TASK:
Could you give the entries again, exactly as written?

(Recorded data)
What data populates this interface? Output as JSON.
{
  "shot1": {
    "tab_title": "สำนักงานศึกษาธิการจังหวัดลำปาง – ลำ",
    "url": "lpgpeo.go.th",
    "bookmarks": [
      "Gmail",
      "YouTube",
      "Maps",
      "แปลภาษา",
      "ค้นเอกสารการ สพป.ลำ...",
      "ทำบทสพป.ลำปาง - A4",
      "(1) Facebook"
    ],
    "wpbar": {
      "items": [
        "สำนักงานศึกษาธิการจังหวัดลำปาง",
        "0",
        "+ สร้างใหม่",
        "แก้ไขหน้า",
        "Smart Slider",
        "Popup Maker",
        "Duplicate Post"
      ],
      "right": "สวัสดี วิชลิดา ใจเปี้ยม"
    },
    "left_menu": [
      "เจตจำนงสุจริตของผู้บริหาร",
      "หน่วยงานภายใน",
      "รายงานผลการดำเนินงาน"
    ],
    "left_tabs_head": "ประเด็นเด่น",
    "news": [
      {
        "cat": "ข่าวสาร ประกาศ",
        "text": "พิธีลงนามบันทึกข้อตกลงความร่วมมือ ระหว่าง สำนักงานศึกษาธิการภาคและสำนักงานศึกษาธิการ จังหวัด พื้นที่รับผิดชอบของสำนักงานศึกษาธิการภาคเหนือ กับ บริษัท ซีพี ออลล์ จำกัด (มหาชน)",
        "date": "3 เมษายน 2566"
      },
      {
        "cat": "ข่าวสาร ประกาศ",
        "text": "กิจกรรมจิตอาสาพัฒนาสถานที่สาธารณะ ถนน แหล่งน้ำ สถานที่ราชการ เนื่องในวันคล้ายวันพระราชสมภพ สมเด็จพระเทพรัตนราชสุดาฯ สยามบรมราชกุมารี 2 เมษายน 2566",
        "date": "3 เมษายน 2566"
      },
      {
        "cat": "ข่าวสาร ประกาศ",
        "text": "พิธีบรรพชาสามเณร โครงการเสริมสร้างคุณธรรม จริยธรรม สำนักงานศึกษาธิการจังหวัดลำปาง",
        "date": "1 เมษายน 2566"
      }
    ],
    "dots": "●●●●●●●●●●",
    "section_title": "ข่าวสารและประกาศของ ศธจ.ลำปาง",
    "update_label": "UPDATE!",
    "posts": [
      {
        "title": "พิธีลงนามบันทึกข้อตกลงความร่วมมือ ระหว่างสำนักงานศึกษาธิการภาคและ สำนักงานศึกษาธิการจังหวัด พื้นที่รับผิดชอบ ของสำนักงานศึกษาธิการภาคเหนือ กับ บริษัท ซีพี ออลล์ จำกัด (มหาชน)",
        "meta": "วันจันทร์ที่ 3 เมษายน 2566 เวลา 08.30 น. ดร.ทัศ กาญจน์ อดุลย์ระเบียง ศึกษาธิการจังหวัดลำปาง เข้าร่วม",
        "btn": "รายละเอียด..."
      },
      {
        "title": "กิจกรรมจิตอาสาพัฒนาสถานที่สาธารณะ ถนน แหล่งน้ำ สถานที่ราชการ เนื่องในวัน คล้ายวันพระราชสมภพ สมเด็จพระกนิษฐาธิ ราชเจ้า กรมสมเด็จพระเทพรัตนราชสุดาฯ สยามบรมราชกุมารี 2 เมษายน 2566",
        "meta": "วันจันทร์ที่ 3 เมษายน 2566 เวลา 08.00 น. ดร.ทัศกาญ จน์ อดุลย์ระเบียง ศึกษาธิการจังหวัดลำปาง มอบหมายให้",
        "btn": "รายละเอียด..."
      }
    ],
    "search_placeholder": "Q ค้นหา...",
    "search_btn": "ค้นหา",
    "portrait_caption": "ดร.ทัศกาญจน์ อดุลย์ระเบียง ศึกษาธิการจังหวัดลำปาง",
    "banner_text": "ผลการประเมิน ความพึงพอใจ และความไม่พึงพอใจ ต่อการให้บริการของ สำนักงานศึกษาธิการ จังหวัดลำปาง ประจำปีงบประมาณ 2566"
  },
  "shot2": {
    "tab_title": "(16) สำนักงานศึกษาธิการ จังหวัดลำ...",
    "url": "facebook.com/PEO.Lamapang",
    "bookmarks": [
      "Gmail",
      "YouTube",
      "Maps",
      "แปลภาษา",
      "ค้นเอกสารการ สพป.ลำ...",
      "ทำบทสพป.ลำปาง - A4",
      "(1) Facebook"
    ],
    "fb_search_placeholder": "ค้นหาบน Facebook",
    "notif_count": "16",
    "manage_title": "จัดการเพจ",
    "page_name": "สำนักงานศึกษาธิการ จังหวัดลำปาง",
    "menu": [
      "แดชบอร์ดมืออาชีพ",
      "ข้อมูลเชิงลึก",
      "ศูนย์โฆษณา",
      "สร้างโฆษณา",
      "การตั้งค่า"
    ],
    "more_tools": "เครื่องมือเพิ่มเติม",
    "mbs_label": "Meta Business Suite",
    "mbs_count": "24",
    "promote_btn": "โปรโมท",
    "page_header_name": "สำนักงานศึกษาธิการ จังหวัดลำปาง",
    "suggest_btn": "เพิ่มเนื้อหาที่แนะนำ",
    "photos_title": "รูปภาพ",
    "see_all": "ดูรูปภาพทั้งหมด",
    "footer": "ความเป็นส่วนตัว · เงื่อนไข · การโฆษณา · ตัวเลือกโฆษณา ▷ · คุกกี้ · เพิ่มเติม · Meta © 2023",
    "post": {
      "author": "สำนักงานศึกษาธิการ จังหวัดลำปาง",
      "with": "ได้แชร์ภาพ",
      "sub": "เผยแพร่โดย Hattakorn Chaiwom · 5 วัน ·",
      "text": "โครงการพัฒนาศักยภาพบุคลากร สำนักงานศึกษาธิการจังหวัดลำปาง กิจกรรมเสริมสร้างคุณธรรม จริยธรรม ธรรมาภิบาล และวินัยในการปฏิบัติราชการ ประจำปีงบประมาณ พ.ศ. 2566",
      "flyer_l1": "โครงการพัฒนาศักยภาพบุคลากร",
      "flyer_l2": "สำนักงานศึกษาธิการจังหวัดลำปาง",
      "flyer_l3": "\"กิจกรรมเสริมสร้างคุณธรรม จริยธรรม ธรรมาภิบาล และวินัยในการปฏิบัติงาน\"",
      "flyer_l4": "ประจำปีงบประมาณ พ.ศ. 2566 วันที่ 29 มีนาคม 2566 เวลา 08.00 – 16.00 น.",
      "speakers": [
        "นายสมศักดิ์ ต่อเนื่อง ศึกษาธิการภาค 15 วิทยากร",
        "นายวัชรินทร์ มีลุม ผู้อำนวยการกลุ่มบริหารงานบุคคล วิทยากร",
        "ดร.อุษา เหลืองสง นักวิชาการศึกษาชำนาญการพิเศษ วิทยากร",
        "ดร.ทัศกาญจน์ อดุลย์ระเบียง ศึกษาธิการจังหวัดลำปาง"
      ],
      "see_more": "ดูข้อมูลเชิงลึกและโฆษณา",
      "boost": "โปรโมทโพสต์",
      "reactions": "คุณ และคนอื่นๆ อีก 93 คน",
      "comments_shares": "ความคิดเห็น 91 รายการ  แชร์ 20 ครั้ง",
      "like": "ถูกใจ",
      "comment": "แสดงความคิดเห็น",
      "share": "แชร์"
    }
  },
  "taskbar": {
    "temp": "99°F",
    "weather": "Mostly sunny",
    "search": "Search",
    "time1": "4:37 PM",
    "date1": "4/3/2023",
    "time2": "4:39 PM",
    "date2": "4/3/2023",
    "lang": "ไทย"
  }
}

WRITTEN ANSWER:
What data populates this interface? Output as JSON.
{
  "shot1": {
    "tab_title": "สำนักงานศึกษาธิการจังหวัดลำปาง – ลำ",
    "url": "lpgpeo.go.th",
    "bookmarks": [
      "Gmail",
      "YouTube",
      "Maps",
      "แปลภาษา",
      "ค้นเอกสารการ สพป.ลำ...",
      "ทำบทสพป.ลำปาง - A4",
      "(1) Facebook"
    ],
    "wpbar": {
      "items": [
        "สำนักงานศึกษาธิการจังหวัดลำปาง",
        "0",
        "+ สร้างใหม่",
        "แก้ไขหน้า",
        "Smart Slider",
        "Popup Maker",
        "Duplicate Post"
      ],
      "right": "สวัสดี วิชลิดา ใจเปี้ยม"
    },
    "left_menu": [
      "เจตจำนงสุจริตของผู้บริหาร",
      "หน่วยงานภายใน",
      "รายงานผลการดำเนินงาน"
    ],
    "left_tabs_head": "ประเด็นเด่น",
    "news": [
      {
        "cat": "ข่าวสาร ประกาศ",
        "text": "พิธีลงนามบันทึกข้อตกลงความร่วมมือ ระหว่าง สำนักงานศึกษาธิการภาคและสำนักงานศึกษาธิการ จังหวัด พื้นที่รับผิดชอบของสำนักงานศึกษาธิการภาคเหนือ กับ บริษัท ซีพี ออลล์ จำกัด (มหาชน)",
        "date": "3 เมษายน 2566"
      },
      {
        "cat": "ข่าวสาร ประกาศ",
        "text": "กิจกรรมจิตอาสาพัฒนาสถานที่สาธารณะ ถนน แหล่งน้ำ สถานที่ราชการ เนื่องในวันคล้ายวันพระราชสมภพ สมเด็จพระเทพรัตนราชสุดาฯ สยามบรมราชกุมารี 2 เมษายน 2566",
        "date": "3 เมษายน 2566"
      },
      {
        "cat": "ข่าวสาร ประกาศ",
        "text": "พิธีบรรพชาสามเณร โครงการเสริมสร้างคุณธรรม จริยธรรม สำนักงานศึกษาธิการจังหวัดลำปาง",
        "date": "1 เมษายน 2566"
      }
    ],
    "dots": "●●●●●●●●●●",
    "section_title": "ข่าวสารและประกาศของ ศธจ.ลำปาง",
    "update_label": "UPDATE!",
    "posts": [
      {
        "title": "พิธีลงนามบันทึกข้อตกลงความร่วมมือ ระหว่างสำนักงานศึกษาธิการภาคและ สำนักงานศึกษาธิการจังหวัด พื้นที่รับผิดชอบ ของสำนักงานศึกษาธิการภาคเหนือ กับ บริษัท ซีพี ออลล์ จำกัด (มหาชน)",
        "meta": "วันจันทร์ที่ 3 เมษายน 2566 เวลา 08.30 น. ดร.ทัศ กาญจน์ อดุลย์ระเบียง ศึกษาธิการจังหวัดลำปาง เข้าร่วม",
        "btn": "รายละเอียด..."
      },
      {
        "title": "กิจกรรมจิตอาสาพัฒนาสถานที่สาธารณะ ถนน แหล่งน้ำ สถานที่ราชการ เนื่องในวัน คล้ายวันพระราชสมภพ สมเด็จพระกนิษฐาธิ ราชเจ้า กรมสมเด็จพระเทพรัตนราชสุดาฯ สยามบรมราชกุมารี 2 เมษายน 2566",
        "meta": "วันจันทร์ที่ 3 เมษายน 2566 เวลา 08.00 น. ดร.ทัศกาญ จน์ อดุลย์ระเบียง ศึกษาธิการจังหวัดลำปาง มอบหมายให้",
        "btn": "รายละเอียด..."
      }
    ],
    "search_placeholder": "Q ค้นหา...",
    "search_btn": "ค้นหา",
    "portrait_caption": "ดร.ทัศกาญจน์ อดุลย์ระเบียง ศึกษาธิการจังหวัดลำปาง",
    "banner_text": "ผลการประเมิน ความพึงพอใจ และความไม่พึงพอใจ ต่อการให้บริการของ สำนักงานศึกษาธิการ จังหวัดลำปาง ประจำปีงบประมาณ 2566"
  },
  "shot2": {
    "tab_title": "(16) สำนักงานศึกษาธิการ จังหวัดลำ...",
    "url": "facebook.com/PEO.Lamapang",
    "bookmarks": [
      "Gmail",
      "YouTube",
      "Maps",
      "แปลภาษา",
      "ค้นเอกสารการ สพป.ลำ...",
      "ทำบทสพป.ลำปาง - A4",
      "(1) Facebook"
    ],
    "fb_search_placeholder": "ค้นหาบน Facebook",
    "notif_count": "16",
    "manage_title": "จัดการเพจ",
    "page_name": "สำนักงานศึกษาธิการ จังหวัดลำปาง",
    "menu": [
      "แดชบอร์ดมืออาชีพ",
      "ข้อมูลเชิงลึก",
      "ศูนย์โฆษณา",
      "สร้างโฆษณา",
      "การตั้งค่า"
    ],
    "more_tools": "เครื่องมือเพิ่มเติม",
    "mbs_label": "Meta Business Suite",
    "mbs_count": "24",
    "promote_btn": "โปรโมท",
    "page_header_name": "สำนักงานศึกษาธิการ จังหวัดลำปาง",
    "suggest_btn": "เพิ่มเนื้อหาที่แนะนำ",
    "photos_title": "รูปภาพ",
    "see_all": "ดูรูปภาพทั้งหมด",
    "footer": "ความเป็นส่วนตัว · เงื่อนไข · การโฆษณา · ตัวเลือกโฆษณา ▷ · คุกกี้ · เพิ่มเติม · Meta © 2023",
    "post": {
      "author": "สำนักงานศึกษาธิการ จังหวัดลำปาง",
      "with": "ได้แชร์ภาพ",
      "sub": "เผยแพร่โดย Hattakorn Chaiwom · 5 วัน ·",
      "text": "โครงการพัฒนาศักยภาพบุคลากร สำนักงานศึกษาธิการจังหวัดลำปาง กิจกรรมเสริมสร้างคุณธรรม จริยธรรม ธรรมาภิบาล และวินัยในการปฏิบัติราชการ ประจำปีงบประมาณ พ.ศ. 2566",
      "flyer_l1": "โครงการพัฒนาศักยภาพบุคลากร",
      "flyer_l2": "สำนักงานศึกษาธิการจังหวัดลำปาง",
      "flyer_l3": "\"กิจกรรมเสริมสร้างคุณธรรม จริยธรรม ธรรมาภิบาล และวินัยในการปฏิบัติงาน\"",
      "flyer_l4": "ประจำปีงบประมาณ พ.ศ. 2566 วันที่ 29 มีนาคม 2566 เวลา 08.00 – 16.00 น.",
      "speakers": [
        "นายสมศักดิ์ ต่อเนื่อง ศึกษาธิการภาค 15 วิทยากร",
        "นายวัชรินทร์ มีลุม ผู้อำนวยการกลุ่มบริหารงานบุคคล วิทยากร",
        "ดร.อุษา เหลืองสง นักวิชาการศึกษาชำนาญการพิเศษ วิทยากร",
        "ดร.ทัศกาญจน์ อดุลย์ระเบียง ศึกษาธิการจังหวัดลำปาง"
      ],
      "see_more": "ดูข้อมูลเชิงลึกและโฆษณา",
      "boost": "โปรโมทโพสต์",
      "reactions": "คุณ และคนอื่นๆ อีก 93 คน",
      "comments_shares": "ความคิดเห็น 91 รายการ  แชร์ 20 ครั้ง",
      "like": "ถูกใจ",
      "comment": "แสดงความคิดเห็น",
      "share": "แชร์"
    }
  },
  "taskbar": {
    "temp": "99°F",
    "weather": "Mostly sunny",
    "search": "Search",
    "time1": "4:37 PM",
    "date1": "4/3/2023",
    "time2": "4:39 PM",
    "date2": "4/3/2023",
    "lang": "ไทย"
  }
}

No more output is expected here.